With no omissions, write out every record given below.

• Given data:
┄┄┄┄┄┄┄┄┄┄

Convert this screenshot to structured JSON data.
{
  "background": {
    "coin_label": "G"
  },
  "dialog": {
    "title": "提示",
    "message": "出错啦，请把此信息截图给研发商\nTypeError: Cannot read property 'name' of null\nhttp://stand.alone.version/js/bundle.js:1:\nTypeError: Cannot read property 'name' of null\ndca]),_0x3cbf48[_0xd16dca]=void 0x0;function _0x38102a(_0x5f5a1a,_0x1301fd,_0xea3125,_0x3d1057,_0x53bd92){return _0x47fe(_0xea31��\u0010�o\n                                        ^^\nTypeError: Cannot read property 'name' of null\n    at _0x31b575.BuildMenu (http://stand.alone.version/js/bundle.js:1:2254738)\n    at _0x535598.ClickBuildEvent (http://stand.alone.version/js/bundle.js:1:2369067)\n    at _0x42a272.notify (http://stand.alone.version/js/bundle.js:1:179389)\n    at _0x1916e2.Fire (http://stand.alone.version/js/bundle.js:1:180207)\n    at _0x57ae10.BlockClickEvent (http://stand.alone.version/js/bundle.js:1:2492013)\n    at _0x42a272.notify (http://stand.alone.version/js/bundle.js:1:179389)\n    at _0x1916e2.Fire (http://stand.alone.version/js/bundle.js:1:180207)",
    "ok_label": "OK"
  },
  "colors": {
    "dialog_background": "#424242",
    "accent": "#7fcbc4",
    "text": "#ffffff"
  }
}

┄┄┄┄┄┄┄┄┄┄

• Problem solution:
Convert this screenshot to structured JSON data.
{
  "background": {
    "coin_label": "G"
  },
  "dialog": {
    "title": "提示",
    "message": "出错啦，请把此信息截图给研发商\nTypeError: Cannot read property 'name' of null\nhttp://stand.alone.version/js/bundle.js:1:\nTypeError: Cannot read property 'name' of null\ndca]),_0x3cbf48[_0xd16dca]=void 0x0;function _0x38102a(_0x5f5a1a,_0x1301fd,_0xea3125,_0x3d1057,_0x53bd92){return _0x47fe(_0xea31��\u0010�o\n                                        ^^\nTypeError: Cannot read property 'name' of null\n    at _0x31b575.BuildMenu (http://stand.alone.version/js/bundle.js:1:2254738)\n    at _0x535598.ClickBuildEvent (http://stand.alone.version/js/bundle.js:1:2369067)\n    at _0x42a272.notify (http://stand.alone.version/js/bundle.js:1:179389)\n    at _0x1916e2.Fire (http://stand.alone.version/js/bundle.js:1:180207)\n    at _0x57ae10.BlockClickEvent (http://stand.alone.version/js/bundle.js:1:2492013)\n    at _0x42a272.notify (http://stand.alone.version/js/bundle.js:1:179389)\n    at _0x1916e2.Fire (http://stand.alone.version/js/bundle.js:1:180207)",
    "ok_label": "OK"
  },
  "colors": {
    "dialog_background": "#424242",
    "accent": "#7fcbc4",
    "text": "#ffffff"
  }
}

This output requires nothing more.